So gather ’round my 133-year-old Steinway upright, and hear a little ditty about a man with a laptop, a rental van and impulse-spending issues.
My tune is not quite a dirge, I suppose, since this piano is actually an improvement on the troll it displaced from my living room. But I’d have endured far less angst, and gotten more piano for my money, if I had listened to the experts before leaping at my “bargain” discovery…
As we celebrate a Century of Service, Jordan Kitt’s Music wants to support the area Music Education Community by giving away a new Yamaha b2 Professional Upright piano for both an area student, and for their piano teacher!
Click to register for a chance to win (for you and your piano teacher)! Sweepstakes winners will be randomly selected from all qualified applications in December.
Sweepstakes Entry Rules and Requirements:
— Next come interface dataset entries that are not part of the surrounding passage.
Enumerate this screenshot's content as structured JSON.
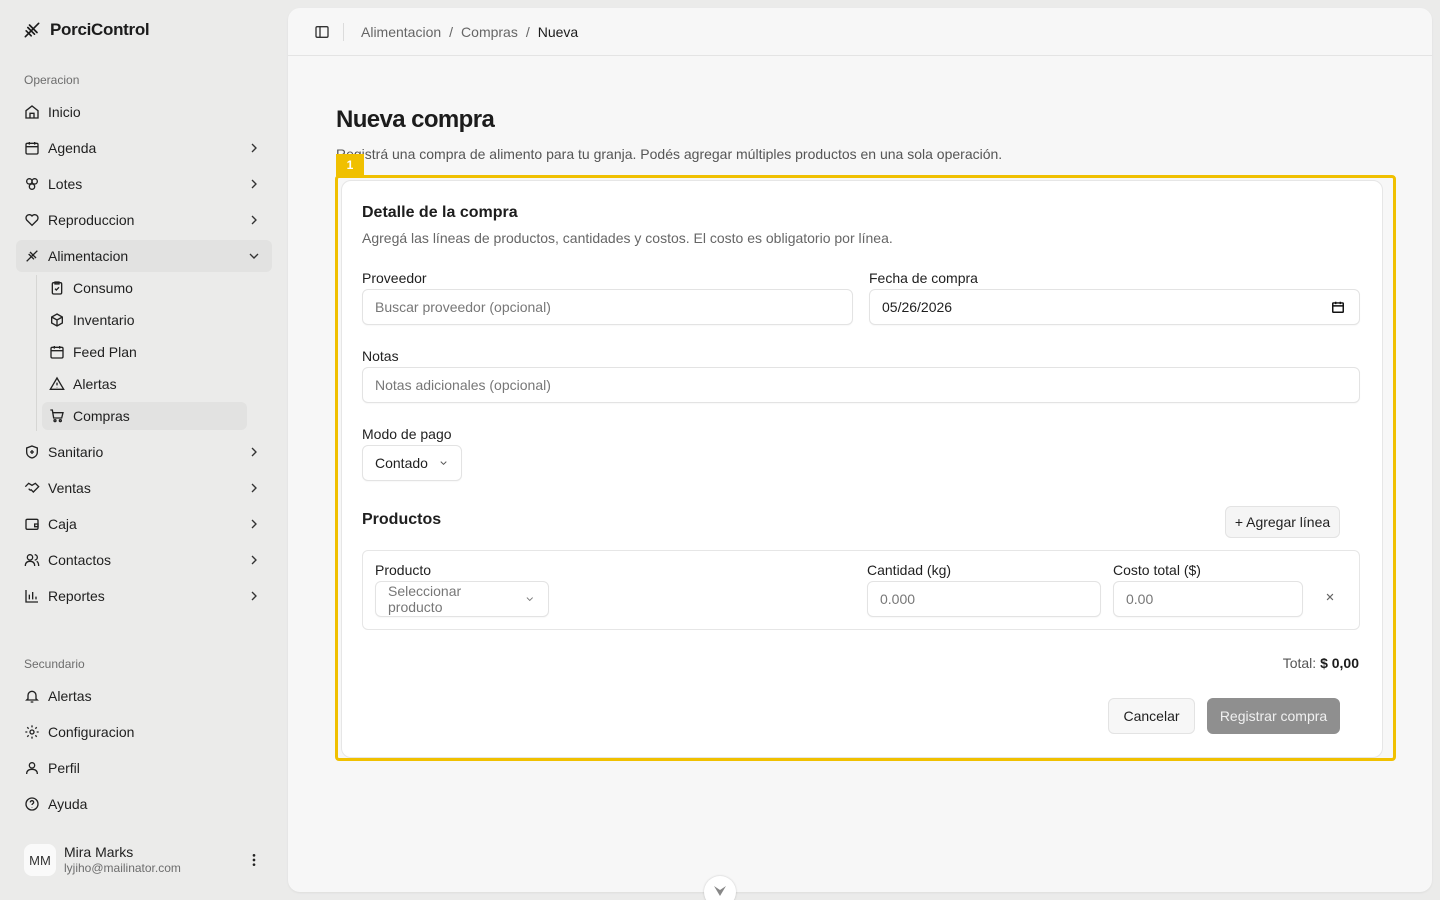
{
  "app": {
    "name": "PorciControl"
  },
  "sidebar": {
    "section_main": "Operacion",
    "items": [
      {
        "label": "Inicio",
        "icon": "home-icon",
        "chevron": false
      },
      {
        "label": "Agenda",
        "icon": "calendar-icon",
        "chevron": true
      },
      {
        "label": "Lotes",
        "icon": "lotes-icon",
        "chevron": true
      },
      {
        "label": "Reproduccion",
        "icon": "heart-icon",
        "chevron": true
      },
      {
        "label": "Alimentacion",
        "icon": "feed-icon",
        "chevron": true,
        "expanded": true
      }
    ],
    "subitems": [
      {
        "label": "Consumo",
        "icon": "clipboard-icon"
      },
      {
        "label": "Inventario",
        "icon": "package-icon"
      },
      {
        "label": "Feed Plan",
        "icon": "calendar-icon"
      },
      {
        "label": "Alertas",
        "icon": "warning-icon"
      },
      {
        "label": "Compras",
        "icon": "cart-icon",
        "active": true
      }
    ],
    "items_after": [
      {
        "label": "Sanitario",
        "icon": "shield-icon"
      },
      {
        "label": "Ventas",
        "icon": "handshake-icon"
      },
      {
        "label": "Caja",
        "icon": "wallet-icon"
      },
      {
        "label": "Contactos",
        "icon": "users-icon"
      },
      {
        "label": "Reportes",
        "icon": "chart-icon"
      }
    ],
    "section_secondary": "Secundario",
    "secondary_items": [
      {
        "label": "Alertas",
        "icon": "bell-icon"
      },
      {
        "label": "Configuracion",
        "icon": "gear-icon"
      },
      {
        "label": "Perfil",
        "icon": "user-icon"
      },
      {
        "label": "Ayuda",
        "icon": "help-icon"
      }
    ],
    "user": {
      "initials": "MM",
      "name": "Mira Marks",
      "email": "lyjiho@mailinator.com"
    }
  },
  "breadcrumb": {
    "items": [
      "Alimentacion",
      "Compras",
      "Nueva"
    ],
    "separator": "/"
  },
  "page": {
    "title": "Nueva compra",
    "subtitle": "Registrá una compra de alimento para tu granja. Podés agregar múltiples productos en una sola operación.",
    "marker": "1"
  },
  "form": {
    "title": "Detalle de la compra",
    "subtitle": "Agregá las líneas de productos, cantidades y costos. El costo es obligatorio por línea.",
    "proveedor_label": "Proveedor",
    "proveedor_placeholder": "Buscar proveedor (opcional)",
    "fecha_label": "Fecha de compra",
    "fecha_value": "05/26/2026",
    "notas_label": "Notas",
    "notas_placeholder": "Notas adicionales (opcional)",
    "pago_label": "Modo de pago",
    "pago_value": "Contado",
    "productos_title": "Productos",
    "add_line": "+ Agregar línea",
    "line": {
      "producto_label": "Producto",
      "producto_placeholder": "Seleccionar producto",
      "cantidad_label": "Cantidad (kg)",
      "cantidad_placeholder": "0.000",
      "costo_label": "Costo total ($)",
      "costo_placeholder": "0.00",
      "remove": "×"
    },
    "total_label": "Total:",
    "total_value": "$ 0,00",
    "cancel": "Cancelar",
    "submit": "Registrar compra"
  },
  "colors": {
    "highlight": "#f0c000",
    "disabled_button": "#8f8f8f"
  }
}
The student (or parent/guardian) must be registered with their teacher’s name to be eligible to win, and all requested information must be provided for the entry to be valid. One entry per family. Eligible student entrants must be current students of a piano teacher in good standing in Maryland, DC or Virginia. All entries must be received by online registration at www.jordankitts.com/win by November 30, 2014. Entrants under 18 must have parent or guardian complete entry form. Winners must be residents of Maryland, Virginia or the District of Columbia and will be chosen randomly from eligible entries received by 11/30/14. Student/teacher winners will be announced on December 12, 2014. No purchase necessary. Any related taxes are the responsibility of the winners. All winning entrants agree to allow use of their likeness and name for publicity purposes.
Employees and vendors of JKM Music Group, LLC, dba Jordan Kitt’s Music are not eligible to win.